## Goal of the exercise
Show, from the entries below, every line in which "평수별세대수" appears.

________________________

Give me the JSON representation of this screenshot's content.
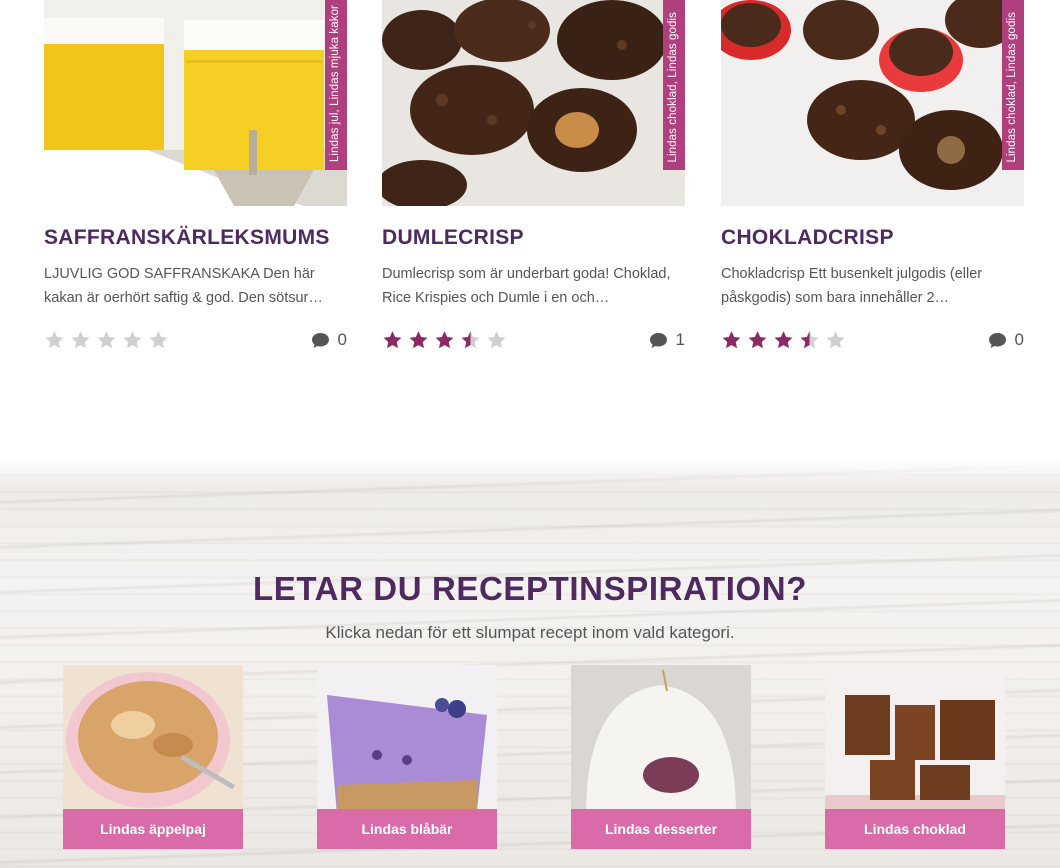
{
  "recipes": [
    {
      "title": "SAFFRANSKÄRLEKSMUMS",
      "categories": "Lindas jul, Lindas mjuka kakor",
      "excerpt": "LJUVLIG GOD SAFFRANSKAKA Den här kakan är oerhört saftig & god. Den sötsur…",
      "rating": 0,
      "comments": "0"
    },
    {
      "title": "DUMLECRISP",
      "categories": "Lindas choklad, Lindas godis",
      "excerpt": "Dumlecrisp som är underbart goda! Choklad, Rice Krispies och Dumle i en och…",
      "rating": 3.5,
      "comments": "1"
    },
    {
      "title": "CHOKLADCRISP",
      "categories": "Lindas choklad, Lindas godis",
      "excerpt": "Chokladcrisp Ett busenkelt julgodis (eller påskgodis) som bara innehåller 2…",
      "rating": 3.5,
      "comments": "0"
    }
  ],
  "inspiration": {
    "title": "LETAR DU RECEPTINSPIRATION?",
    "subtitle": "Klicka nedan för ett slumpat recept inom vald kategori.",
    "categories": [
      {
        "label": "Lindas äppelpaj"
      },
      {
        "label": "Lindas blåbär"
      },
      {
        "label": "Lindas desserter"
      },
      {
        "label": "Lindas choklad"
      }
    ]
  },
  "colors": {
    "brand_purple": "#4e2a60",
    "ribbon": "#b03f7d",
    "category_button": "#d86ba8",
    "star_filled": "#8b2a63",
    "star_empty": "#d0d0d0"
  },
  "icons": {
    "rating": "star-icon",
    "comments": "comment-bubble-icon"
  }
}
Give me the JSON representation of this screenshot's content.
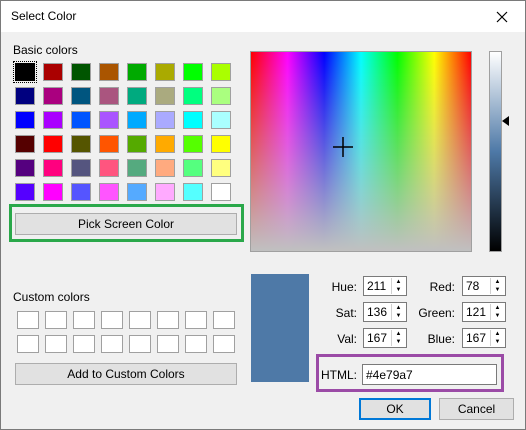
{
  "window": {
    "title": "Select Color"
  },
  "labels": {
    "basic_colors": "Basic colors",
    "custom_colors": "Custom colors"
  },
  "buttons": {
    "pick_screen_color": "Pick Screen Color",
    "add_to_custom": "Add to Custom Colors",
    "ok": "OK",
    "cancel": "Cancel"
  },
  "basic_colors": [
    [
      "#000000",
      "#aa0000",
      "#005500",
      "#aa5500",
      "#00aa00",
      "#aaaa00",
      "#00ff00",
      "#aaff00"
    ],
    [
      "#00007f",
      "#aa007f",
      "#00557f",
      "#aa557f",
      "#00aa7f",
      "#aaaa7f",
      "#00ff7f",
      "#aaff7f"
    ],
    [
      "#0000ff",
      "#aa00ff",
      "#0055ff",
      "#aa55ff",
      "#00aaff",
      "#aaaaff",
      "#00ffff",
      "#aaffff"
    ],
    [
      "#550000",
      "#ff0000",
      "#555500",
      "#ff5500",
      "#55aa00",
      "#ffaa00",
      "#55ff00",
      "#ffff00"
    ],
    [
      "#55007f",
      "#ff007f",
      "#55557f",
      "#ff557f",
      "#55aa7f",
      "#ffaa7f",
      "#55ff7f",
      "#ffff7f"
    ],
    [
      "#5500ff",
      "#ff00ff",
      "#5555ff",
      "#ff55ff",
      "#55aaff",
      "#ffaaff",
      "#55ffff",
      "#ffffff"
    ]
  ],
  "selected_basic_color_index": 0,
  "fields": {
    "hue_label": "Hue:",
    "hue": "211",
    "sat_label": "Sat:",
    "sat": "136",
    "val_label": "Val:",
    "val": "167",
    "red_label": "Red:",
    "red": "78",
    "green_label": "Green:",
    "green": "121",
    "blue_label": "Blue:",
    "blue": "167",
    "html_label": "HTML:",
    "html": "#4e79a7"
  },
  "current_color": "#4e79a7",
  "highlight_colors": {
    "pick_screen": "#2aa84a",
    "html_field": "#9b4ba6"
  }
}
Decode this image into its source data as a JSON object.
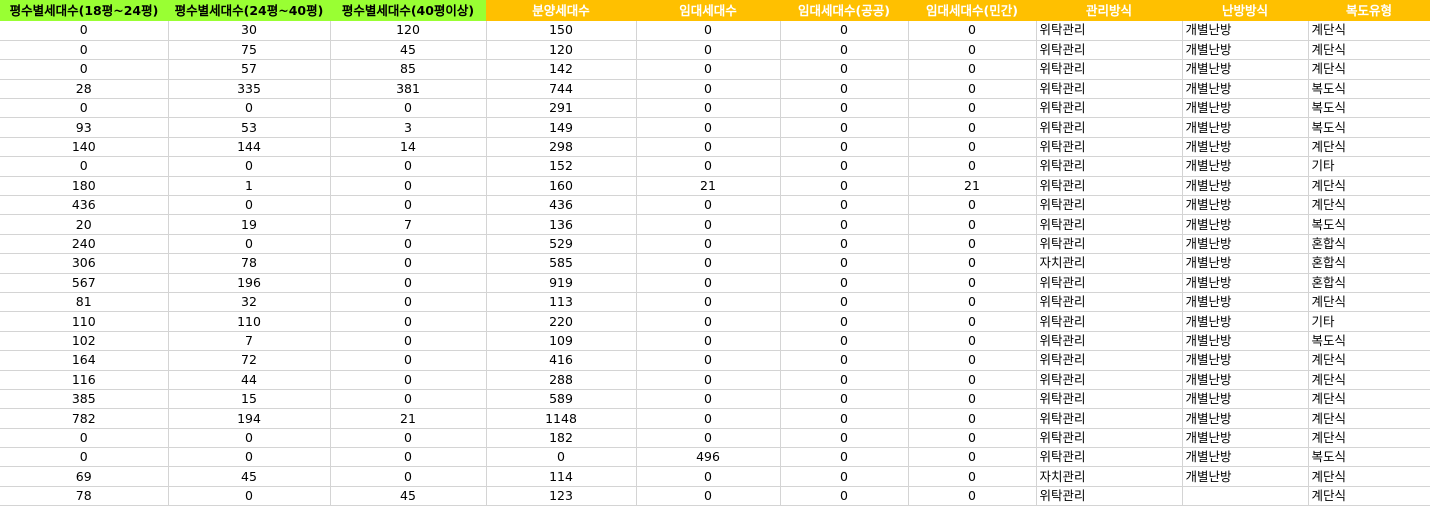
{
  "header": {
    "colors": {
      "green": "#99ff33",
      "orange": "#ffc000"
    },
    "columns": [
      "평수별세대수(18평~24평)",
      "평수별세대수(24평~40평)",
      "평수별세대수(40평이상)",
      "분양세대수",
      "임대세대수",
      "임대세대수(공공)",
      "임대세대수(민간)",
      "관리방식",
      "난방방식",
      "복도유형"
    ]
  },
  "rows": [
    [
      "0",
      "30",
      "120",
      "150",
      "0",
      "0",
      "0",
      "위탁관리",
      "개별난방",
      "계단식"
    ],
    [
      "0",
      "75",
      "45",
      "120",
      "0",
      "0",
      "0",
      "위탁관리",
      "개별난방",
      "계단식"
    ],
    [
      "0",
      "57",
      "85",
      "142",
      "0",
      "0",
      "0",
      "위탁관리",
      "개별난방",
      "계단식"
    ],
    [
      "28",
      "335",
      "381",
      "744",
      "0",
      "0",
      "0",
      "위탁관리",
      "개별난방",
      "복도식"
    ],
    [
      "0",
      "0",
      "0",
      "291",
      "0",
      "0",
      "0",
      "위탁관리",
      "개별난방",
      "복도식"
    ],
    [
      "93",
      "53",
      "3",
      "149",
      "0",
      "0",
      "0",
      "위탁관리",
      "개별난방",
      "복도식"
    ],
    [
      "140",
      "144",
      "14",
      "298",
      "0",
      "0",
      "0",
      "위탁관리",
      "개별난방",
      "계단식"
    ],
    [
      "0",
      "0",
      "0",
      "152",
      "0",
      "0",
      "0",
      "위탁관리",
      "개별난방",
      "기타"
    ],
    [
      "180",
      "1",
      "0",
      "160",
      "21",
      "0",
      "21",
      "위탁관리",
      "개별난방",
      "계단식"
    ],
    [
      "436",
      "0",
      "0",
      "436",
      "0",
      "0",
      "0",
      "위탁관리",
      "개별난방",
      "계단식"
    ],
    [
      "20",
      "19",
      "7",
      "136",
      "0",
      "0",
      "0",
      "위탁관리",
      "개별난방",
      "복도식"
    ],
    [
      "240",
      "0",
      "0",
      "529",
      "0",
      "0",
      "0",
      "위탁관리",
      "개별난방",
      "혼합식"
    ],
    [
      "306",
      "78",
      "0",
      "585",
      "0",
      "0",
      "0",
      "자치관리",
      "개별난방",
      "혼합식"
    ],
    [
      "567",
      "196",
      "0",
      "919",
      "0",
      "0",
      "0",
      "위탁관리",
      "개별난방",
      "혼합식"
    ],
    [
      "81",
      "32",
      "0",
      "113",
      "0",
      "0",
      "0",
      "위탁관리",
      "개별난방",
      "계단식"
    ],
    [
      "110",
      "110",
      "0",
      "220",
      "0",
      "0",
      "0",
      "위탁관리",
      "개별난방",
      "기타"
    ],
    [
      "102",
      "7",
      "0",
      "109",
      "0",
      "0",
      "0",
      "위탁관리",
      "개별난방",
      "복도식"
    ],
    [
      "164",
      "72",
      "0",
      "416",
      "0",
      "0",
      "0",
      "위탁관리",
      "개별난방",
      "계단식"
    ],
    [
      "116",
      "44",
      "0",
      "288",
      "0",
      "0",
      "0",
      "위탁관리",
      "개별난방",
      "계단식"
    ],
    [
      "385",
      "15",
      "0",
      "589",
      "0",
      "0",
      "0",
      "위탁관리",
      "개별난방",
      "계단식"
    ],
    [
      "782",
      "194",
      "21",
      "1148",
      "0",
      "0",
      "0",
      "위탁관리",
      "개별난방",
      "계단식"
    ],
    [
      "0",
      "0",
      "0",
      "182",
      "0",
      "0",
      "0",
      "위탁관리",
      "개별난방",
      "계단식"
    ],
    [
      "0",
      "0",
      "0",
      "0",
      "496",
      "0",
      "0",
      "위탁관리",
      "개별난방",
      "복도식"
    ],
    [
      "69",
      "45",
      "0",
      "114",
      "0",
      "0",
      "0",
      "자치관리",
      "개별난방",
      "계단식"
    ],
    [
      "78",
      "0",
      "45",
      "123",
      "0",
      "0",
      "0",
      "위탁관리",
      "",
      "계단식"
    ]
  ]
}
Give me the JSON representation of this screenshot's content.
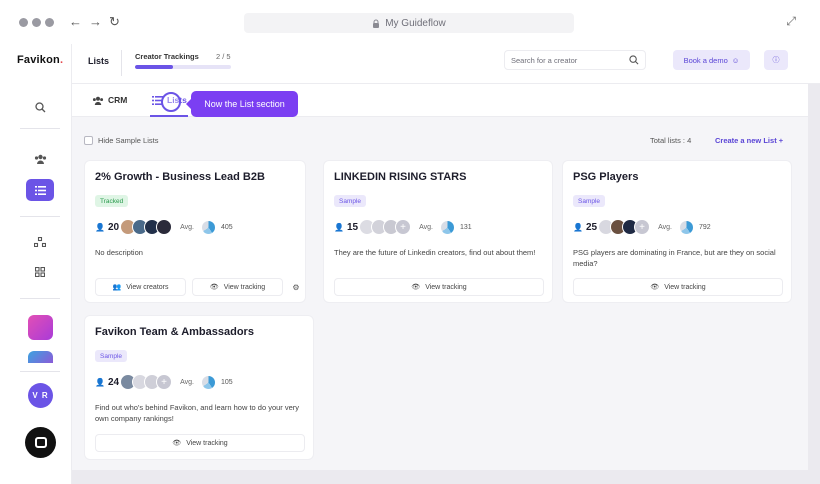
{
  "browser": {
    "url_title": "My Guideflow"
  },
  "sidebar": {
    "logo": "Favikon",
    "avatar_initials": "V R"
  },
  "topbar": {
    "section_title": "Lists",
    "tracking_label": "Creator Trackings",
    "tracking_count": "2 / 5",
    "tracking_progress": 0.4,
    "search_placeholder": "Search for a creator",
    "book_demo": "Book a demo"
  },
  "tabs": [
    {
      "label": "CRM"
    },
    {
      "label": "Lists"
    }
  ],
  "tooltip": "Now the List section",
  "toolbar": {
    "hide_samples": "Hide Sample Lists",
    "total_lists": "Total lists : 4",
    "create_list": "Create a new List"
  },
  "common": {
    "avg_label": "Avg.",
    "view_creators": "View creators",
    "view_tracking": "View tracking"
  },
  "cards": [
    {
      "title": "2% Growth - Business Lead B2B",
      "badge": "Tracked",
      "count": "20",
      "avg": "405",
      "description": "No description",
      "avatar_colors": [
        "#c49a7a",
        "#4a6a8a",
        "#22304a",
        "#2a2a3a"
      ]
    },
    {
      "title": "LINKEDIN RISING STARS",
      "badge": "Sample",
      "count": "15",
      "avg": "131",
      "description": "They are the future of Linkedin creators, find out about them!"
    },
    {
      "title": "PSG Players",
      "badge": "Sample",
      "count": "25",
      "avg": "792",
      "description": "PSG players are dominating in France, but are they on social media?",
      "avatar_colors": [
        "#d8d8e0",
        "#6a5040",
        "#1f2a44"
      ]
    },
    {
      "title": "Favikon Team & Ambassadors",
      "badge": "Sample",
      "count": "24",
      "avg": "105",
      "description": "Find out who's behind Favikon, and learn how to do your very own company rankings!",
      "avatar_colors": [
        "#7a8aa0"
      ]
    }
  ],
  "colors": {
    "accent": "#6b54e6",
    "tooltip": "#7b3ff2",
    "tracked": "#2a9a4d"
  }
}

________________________

## Finished task
      "평수별세대수(18평~24평)",
      "평수별세대수(24평~40평)",
      "평수별세대수(40평이상)",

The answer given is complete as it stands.